## Work task
Your task is to return all the entries below exactly, with every picture omitted.

::: Exercise data

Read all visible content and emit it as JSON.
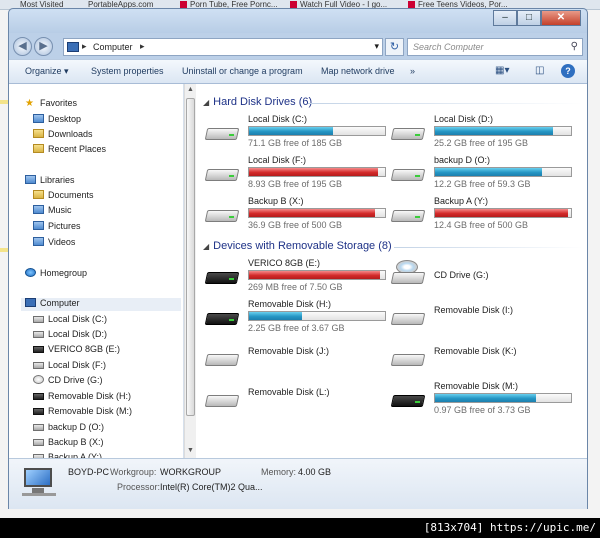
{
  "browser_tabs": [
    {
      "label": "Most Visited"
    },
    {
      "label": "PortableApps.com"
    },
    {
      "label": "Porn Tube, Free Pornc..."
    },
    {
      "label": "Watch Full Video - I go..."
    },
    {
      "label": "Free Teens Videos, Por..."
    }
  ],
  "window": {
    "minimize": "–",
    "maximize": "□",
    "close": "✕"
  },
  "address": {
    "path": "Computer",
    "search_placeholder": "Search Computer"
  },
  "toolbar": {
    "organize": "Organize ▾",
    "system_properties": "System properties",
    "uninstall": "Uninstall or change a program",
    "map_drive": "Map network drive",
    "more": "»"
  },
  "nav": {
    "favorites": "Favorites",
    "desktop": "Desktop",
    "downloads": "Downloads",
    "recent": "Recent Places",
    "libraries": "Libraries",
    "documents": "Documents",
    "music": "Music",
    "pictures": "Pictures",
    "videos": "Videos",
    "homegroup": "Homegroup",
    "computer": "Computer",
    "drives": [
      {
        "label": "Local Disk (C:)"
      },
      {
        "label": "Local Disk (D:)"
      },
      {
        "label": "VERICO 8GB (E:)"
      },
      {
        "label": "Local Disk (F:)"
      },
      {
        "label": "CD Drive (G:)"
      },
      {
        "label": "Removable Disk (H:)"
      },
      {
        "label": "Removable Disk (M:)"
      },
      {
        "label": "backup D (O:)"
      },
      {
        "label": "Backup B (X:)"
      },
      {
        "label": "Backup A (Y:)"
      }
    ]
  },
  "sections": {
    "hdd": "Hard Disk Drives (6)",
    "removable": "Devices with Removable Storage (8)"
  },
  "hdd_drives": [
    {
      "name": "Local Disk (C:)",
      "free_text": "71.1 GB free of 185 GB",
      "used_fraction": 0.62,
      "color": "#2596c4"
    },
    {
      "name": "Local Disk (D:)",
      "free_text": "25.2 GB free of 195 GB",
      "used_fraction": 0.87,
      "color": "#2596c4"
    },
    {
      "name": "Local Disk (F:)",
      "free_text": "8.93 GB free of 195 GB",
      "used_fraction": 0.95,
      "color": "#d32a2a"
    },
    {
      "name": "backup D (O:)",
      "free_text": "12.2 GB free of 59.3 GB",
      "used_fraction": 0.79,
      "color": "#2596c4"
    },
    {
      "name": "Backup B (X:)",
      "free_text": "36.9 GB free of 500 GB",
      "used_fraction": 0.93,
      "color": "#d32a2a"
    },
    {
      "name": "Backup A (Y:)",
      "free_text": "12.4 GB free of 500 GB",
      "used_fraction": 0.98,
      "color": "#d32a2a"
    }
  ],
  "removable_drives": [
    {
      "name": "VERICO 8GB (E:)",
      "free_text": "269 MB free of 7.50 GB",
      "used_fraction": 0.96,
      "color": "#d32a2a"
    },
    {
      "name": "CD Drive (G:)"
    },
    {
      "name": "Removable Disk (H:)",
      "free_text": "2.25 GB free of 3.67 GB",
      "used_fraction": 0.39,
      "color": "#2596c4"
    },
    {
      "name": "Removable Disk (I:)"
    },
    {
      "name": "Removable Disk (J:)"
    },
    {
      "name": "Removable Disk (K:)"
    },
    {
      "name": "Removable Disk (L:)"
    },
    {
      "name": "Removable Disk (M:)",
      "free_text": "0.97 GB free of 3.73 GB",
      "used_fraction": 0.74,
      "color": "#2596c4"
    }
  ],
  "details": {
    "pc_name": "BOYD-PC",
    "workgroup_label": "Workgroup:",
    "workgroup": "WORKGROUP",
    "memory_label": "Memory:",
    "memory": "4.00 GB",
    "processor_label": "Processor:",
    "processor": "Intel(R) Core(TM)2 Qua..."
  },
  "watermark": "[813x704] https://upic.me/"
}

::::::

## Exercise answer
Read all visible content and emit it as JSON.
{
  "browser_tabs": [
    {
      "label": "Most Visited"
    },
    {
      "label": "PortableApps.com"
    },
    {
      "label": "Porn Tube, Free Pornc..."
    },
    {
      "label": "Watch Full Video - I go..."
    },
    {
      "label": "Free Teens Videos, Por..."
    }
  ],
  "window": {
    "minimize": "–",
    "maximize": "□",
    "close": "✕"
  },
  "address": {
    "path": "Computer",
    "search_placeholder": "Search Computer"
  },
  "toolbar": {
    "organize": "Organize ▾",
    "system_properties": "System properties",
    "uninstall": "Uninstall or change a program",
    "map_drive": "Map network drive",
    "more": "»"
  },
  "nav": {
    "favorites": "Favorites",
    "desktop": "Desktop",
    "downloads": "Downloads",
    "recent": "Recent Places",
    "libraries": "Libraries",
    "documents": "Documents",
    "music": "Music",
    "pictures": "Pictures",
    "videos": "Videos",
    "homegroup": "Homegroup",
    "computer": "Computer",
    "drives": [
      {
        "label": "Local Disk (C:)"
      },
      {
        "label": "Local Disk (D:)"
      },
      {
        "label": "VERICO 8GB (E:)"
      },
      {
        "label": "Local Disk (F:)"
      },
      {
        "label": "CD Drive (G:)"
      },
      {
        "label": "Removable Disk (H:)"
      },
      {
        "label": "Removable Disk (M:)"
      },
      {
        "label": "backup D (O:)"
      },
      {
        "label": "Backup B (X:)"
      },
      {
        "label": "Backup A (Y:)"
      }
    ]
  },
  "sections": {
    "hdd": "Hard Disk Drives (6)",
    "removable": "Devices with Removable Storage (8)"
  },
  "hdd_drives": [
    {
      "name": "Local Disk (C:)",
      "free_text": "71.1 GB free of 185 GB",
      "used_fraction": 0.62,
      "color": "#2596c4"
    },
    {
      "name": "Local Disk (D:)",
      "free_text": "25.2 GB free of 195 GB",
      "used_fraction": 0.87,
      "color": "#2596c4"
    },
    {
      "name": "Local Disk (F:)",
      "free_text": "8.93 GB free of 195 GB",
      "used_fraction": 0.95,
      "color": "#d32a2a"
    },
    {
      "name": "backup D (O:)",
      "free_text": "12.2 GB free of 59.3 GB",
      "used_fraction": 0.79,
      "color": "#2596c4"
    },
    {
      "name": "Backup B (X:)",
      "free_text": "36.9 GB free of 500 GB",
      "used_fraction": 0.93,
      "color": "#d32a2a"
    },
    {
      "name": "Backup A (Y:)",
      "free_text": "12.4 GB free of 500 GB",
      "used_fraction": 0.98,
      "color": "#d32a2a"
    }
  ],
  "removable_drives": [
    {
      "name": "VERICO 8GB (E:)",
      "free_text": "269 MB free of 7.50 GB",
      "used_fraction": 0.96,
      "color": "#d32a2a"
    },
    {
      "name": "CD Drive (G:)"
    },
    {
      "name": "Removable Disk (H:)",
      "free_text": "2.25 GB free of 3.67 GB",
      "used_fraction": 0.39,
      "color": "#2596c4"
    },
    {
      "name": "Removable Disk (I:)"
    },
    {
      "name": "Removable Disk (J:)"
    },
    {
      "name": "Removable Disk (K:)"
    },
    {
      "name": "Removable Disk (L:)"
    },
    {
      "name": "Removable Disk (M:)",
      "free_text": "0.97 GB free of 3.73 GB",
      "used_fraction": 0.74,
      "color": "#2596c4"
    }
  ],
  "details": {
    "pc_name": "BOYD-PC",
    "workgroup_label": "Workgroup:",
    "workgroup": "WORKGROUP",
    "memory_label": "Memory:",
    "memory": "4.00 GB",
    "processor_label": "Processor:",
    "processor": "Intel(R) Core(TM)2 Qua..."
  },
  "watermark": "[813x704] https://upic.me/"
}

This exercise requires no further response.